Different Accounting Practices
There are a variety of different kinds of accounting practices, such as:
This kind of accounting is the preparation of financial reports and statements that are designed for users outside the organization like creditors, investors, and regulators. The objective in financial accounting is give the details of a business or company’s financial performance and standing and to help users outside make informed choices.
Accounting for this type is the process of preparing internal reports and analysis. These reports are later intended to be used by managers within the organization or business. In management accounting, data is available that can be used to make operational or strategic decisions.
This kind of accounting involves the filing of tax returns as well as calculations of tax due towards the federal government. Tax accounting assures that a company or other entity is paying the correct amount of taxes and is in compliance with tax regulations.
This kind of accounting involves the independent verification and examination of financial reports and statements. Financial statements are inspected to ensure that they accurately reflect their financial position and performance.
This kind of accounting makes use of accounting principles and techniques to look into financial irregularities like embezzlement, fraud or poor management. The objective of forensic accounting is to discover financial fraud and give evidence in legal actions.
Accounting principles are the rules and concepts that are applicable to accounting operations. It is the Financial Accounting Standards Board has released the accounting guidelines, standards, and practices referred to as GAAP. These principles offer an established framework for the creation and reporting of financial data and ensure that financial statements and financial reports of a business or company are accurate and consistent. They also allow for comparison.
“The Going Concern” Principle
This assumption assumes that an organization or business will continue to function for a long time to come as well as that the assets and obligations are assessed in terms of monetary value. This principle allows the creation of long-term financial statements like a balance sheet.
The Cost Principle
This principle stipulates that assets must remain at their initial value and any subsequent decreases or increases in value should not be reflected in financial statements. This is to ensure that the accounting statements are founded upon objective and reliable information, instead of estimations or judgements.
The Principle of Matching Principle
This is a principle that states that expenditures should be in line with equivalent revenues during the time during which they were made. This is a requirement for the creation the income statements which will show the net loss or profit of a company or other organization.
The Consistency Principle
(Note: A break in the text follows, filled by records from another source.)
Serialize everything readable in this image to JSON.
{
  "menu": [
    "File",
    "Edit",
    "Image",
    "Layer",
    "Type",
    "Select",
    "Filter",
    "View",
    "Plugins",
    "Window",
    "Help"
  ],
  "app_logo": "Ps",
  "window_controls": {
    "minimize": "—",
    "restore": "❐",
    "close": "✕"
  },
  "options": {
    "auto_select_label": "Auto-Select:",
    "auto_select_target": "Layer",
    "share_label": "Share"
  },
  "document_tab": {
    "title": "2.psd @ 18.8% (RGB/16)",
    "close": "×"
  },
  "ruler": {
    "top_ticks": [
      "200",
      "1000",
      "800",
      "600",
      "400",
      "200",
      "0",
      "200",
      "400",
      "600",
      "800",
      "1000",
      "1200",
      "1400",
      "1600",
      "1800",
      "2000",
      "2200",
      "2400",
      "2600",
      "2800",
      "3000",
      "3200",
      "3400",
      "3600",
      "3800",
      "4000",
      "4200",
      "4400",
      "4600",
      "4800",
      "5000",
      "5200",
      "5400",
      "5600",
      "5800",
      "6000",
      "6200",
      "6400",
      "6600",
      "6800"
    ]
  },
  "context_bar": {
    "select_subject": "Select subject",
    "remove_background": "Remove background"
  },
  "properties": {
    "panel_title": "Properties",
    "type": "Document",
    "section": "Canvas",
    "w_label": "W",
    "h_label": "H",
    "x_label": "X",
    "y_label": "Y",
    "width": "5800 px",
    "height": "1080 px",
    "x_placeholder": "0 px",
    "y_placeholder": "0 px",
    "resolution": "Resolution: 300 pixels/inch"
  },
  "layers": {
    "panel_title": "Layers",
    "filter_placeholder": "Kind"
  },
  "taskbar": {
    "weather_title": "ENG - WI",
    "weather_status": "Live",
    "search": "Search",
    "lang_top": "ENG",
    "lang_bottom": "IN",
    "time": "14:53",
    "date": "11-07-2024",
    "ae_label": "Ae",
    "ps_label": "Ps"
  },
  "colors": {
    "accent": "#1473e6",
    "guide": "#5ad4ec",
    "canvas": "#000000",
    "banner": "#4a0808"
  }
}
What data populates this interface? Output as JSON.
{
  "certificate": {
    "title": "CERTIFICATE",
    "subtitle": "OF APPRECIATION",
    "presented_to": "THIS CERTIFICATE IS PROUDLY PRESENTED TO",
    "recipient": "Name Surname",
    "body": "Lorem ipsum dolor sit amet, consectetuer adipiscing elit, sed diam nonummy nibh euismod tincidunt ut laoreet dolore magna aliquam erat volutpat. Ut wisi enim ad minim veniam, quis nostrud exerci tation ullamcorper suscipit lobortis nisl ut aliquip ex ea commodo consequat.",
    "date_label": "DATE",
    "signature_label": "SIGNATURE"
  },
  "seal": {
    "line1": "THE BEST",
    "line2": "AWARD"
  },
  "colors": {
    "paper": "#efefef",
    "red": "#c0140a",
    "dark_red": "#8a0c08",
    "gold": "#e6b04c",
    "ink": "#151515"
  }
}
The principle stipulates it is essential that identical accounting procedures and assumptions must be applied from one time period to the next, unless there is good reason for changing the methods or assumptions. This will ensure that the accounting statements of the financials are comparable across time and allows for users to quickly assess how the performance of their financials and the position of a company or other organization.
Accounting practice refers to the collection of accounting practices, techniques, procedures and internal controls that are used to process financial data within a business or an organization.